Could you filter the records below and return each line that holds "true"?

* DATA SHOWN:
>>>
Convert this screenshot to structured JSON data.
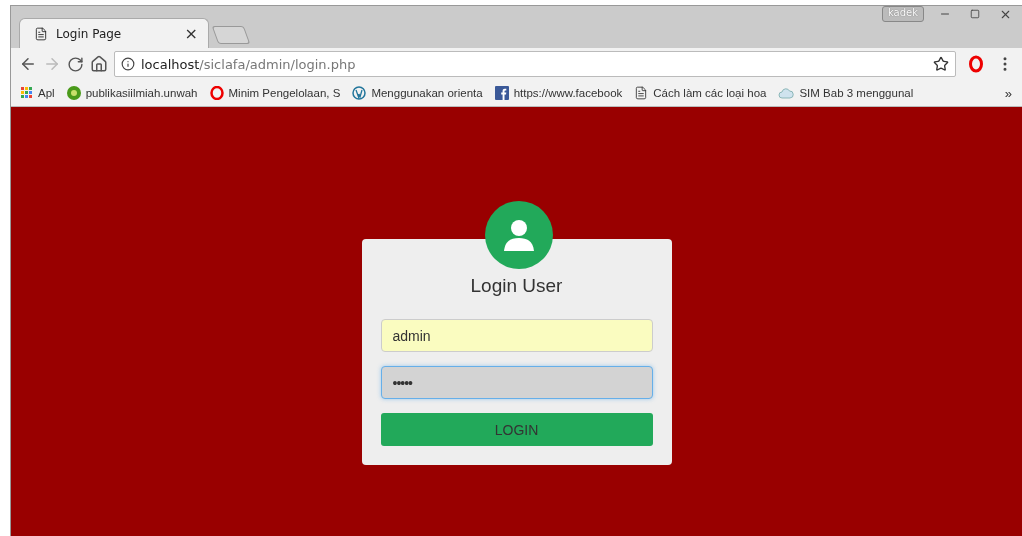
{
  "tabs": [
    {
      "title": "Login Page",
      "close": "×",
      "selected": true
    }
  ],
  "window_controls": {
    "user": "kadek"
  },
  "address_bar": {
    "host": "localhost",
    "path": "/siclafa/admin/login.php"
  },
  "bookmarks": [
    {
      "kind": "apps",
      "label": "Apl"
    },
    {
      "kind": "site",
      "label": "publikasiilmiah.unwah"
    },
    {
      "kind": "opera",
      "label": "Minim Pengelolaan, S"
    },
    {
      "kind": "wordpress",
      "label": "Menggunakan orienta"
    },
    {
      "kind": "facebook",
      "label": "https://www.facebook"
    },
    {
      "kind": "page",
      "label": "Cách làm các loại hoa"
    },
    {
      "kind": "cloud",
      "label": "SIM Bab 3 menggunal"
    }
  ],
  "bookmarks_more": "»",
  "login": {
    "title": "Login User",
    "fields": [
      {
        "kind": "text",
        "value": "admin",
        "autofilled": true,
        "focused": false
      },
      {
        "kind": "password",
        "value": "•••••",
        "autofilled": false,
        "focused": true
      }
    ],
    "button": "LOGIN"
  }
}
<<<
* TASK OUTPUT:
      "selected": true
        "autofilled": true,
        "focused": true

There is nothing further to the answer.